The Hate U Give explores different forms of racism from microaggressions exhibited by Starr’s classmates to the institutional racism that contributed to the shooting death of an unarmed black teen. Starr’s once-close friend Hailey makes a lot of offhanded, racist comments. Instead of acknowledging her hurtful remarks and apologizing, Hailey is much more concerned about being called racist than being racist. This is the kind of racist behavior that goes largely unchallenged, so I was glad to see Starr and her friend Maya recognize that silence means you’re being complicit. The criminalization of black and brown people in our society, and especially of young black men, is one of the reasons why stories like Khalil’s occur. All too often we see the media reflect these biases by dehumanizing the victim and rationalizing the actions of the perpetrator. When the news of Khalil’s death first hits the airwaves, the coverage is more like a smear campaign. Khalil is portrayed as nothing more than a drug dealer while the media is all too eager to show a more sympathetic side of police officer. His father is interviewed on national television, telling his son’s story and garnering sympathy from the public while the pain of Khalil’s family and community is little more than an afterthought.

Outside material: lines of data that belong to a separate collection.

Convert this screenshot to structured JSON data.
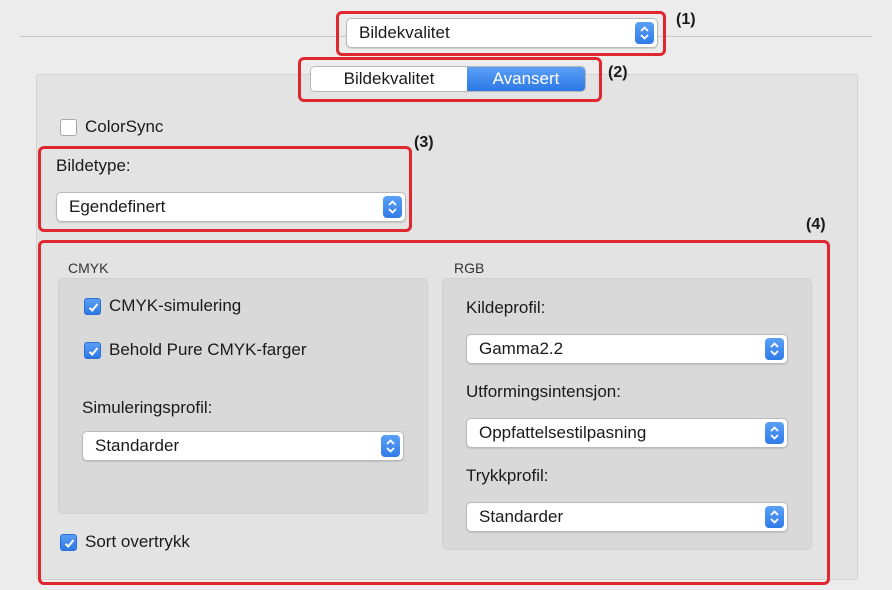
{
  "top_select": {
    "value": "Bildekvalitet"
  },
  "callouts": [
    "(1)",
    "(2)",
    "(3)",
    "(4)"
  ],
  "tabs": [
    {
      "label": "Bildekvalitet",
      "selected": false
    },
    {
      "label": "Avansert",
      "selected": true
    }
  ],
  "colorsync": {
    "label": "ColorSync",
    "checked": false
  },
  "bildetype": {
    "label": "Bildetype:",
    "value": "Egendefinert"
  },
  "cmyk": {
    "title": "CMYK",
    "simulation": {
      "label": "CMYK-simulering",
      "checked": true
    },
    "pure": {
      "label": "Behold Pure CMYK-farger",
      "checked": true
    },
    "profile_label": "Simuleringsprofil:",
    "profile_value": "Standarder"
  },
  "rgb": {
    "title": "RGB",
    "source_label": "Kildeprofil:",
    "source_value": "Gamma2.2",
    "intent_label": "Utformingsintensjon:",
    "intent_value": "Oppfattelsestilpasning",
    "print_label": "Trykkprofil:",
    "print_value": "Standarder"
  },
  "black_overprint": {
    "label": "Sort overtrykk",
    "checked": true
  },
  "colors": {
    "accent": "#2f7be8",
    "callout": "#e0262f"
  }
}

I went through a whole range of emotions while reading Angie Thomas’s The Hate U Give. I felt Starr’s devastation at losing a friend, the community’s anger at seeing another young person’s life ended too soon, the powerlessness of those wanting justice in such an unjust society, and the pain of realizing this probably won’t be the last time something like this happens. The Hate U Give is a call to give heed to the voices of those largely ignored in our society and a reminder of how necessary a movement like Black Lives Matter is. Everything about this book demands more attention than I could possibly give it in a review, but I’m hoping it sparks a lot of discussion that extends far beyond the book blogging community.
5.0 out of 5 stars Fantastic 21 June 2017
By Amjedi - Published on Amazon.com
Format: Kindle Edition Verified Purchase
Wow, what a great book! This book is so timely in the wake of all the shootings of young black men and the inability of law enforcement to train their personnel to respond differently when making routine stops and for the anger members in the community feel when charges are not brought up against the officers.

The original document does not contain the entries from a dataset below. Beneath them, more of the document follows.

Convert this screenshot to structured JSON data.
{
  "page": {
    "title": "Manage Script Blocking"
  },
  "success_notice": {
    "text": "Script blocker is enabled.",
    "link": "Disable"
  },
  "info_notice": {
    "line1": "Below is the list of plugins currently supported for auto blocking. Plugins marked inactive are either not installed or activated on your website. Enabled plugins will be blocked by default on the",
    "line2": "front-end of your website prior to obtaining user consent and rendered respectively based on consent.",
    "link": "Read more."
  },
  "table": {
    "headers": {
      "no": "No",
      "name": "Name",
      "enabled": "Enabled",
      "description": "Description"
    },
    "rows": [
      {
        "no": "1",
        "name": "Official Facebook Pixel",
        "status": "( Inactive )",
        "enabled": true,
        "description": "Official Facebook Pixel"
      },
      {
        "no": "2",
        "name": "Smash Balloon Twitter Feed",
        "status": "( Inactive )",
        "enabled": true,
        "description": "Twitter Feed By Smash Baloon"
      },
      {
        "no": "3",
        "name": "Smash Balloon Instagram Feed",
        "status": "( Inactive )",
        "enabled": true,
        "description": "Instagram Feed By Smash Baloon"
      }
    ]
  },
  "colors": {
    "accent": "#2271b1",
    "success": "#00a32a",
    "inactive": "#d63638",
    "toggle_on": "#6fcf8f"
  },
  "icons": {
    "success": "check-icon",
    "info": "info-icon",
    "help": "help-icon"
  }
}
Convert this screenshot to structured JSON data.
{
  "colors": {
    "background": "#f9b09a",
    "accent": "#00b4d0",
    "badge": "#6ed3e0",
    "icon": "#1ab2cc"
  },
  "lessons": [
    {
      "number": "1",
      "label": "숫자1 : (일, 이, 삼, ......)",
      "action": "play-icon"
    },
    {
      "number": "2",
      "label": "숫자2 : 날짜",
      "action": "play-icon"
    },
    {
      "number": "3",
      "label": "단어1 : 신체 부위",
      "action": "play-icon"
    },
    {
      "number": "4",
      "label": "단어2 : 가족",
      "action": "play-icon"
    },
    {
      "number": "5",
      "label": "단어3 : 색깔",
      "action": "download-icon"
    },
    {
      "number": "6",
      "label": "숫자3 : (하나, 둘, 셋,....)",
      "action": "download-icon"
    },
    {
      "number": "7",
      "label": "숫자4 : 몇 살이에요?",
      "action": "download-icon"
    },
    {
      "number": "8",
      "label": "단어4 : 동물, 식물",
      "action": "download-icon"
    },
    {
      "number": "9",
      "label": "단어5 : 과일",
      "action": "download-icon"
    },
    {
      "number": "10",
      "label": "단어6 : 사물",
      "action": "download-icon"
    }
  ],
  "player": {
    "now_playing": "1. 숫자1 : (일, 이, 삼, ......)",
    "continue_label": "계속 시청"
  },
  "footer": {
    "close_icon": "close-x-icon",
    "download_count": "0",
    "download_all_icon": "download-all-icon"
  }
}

This is also a coming of age book about the protagonist in the story: Starr, a 16 year old African American girl who is trying to straddle two worlds: the working class, tight knit, all black neighborhood where literally "everybody knows your name" and the upper middle class, predominantly white high school her parents send her and her two brothers to.

Boy, did this book ring a bell, park itself in my psyche and stayed awhile to visit! I could relate to all of the characters: in some ways Starr's family is my family: as black parents how do we insure our kids have a good education and yet keep them in touch with their cultural heritage, and why, as black parents do we have to make these kind of choices? I too have made the speech to our kids about what to do if you're stopped by the police, we too are tired and frustrated with the needless deaths of young African American men.

The story very realistically depicts how Starr struggles with the death of her close friend Khalil, what it means to her and her community that she is the only eye witness. The author fully captures what DuBois called the double consciousness that many blacks still have to live in America. She has Starr deal with micro aggression from friends, navigating having a white boyfriend, internalized negative stereotypes about blacks, are you betraying your family and/or your community when you move out of the "hood"? and then the everyday, "regular" messiness of family life.

Great fantastic debut novel with awesome characters, lots and lots of depths and nuances of the complexity of what it means to grow up black in 21st century America. I look forward to reading books by this author in the future.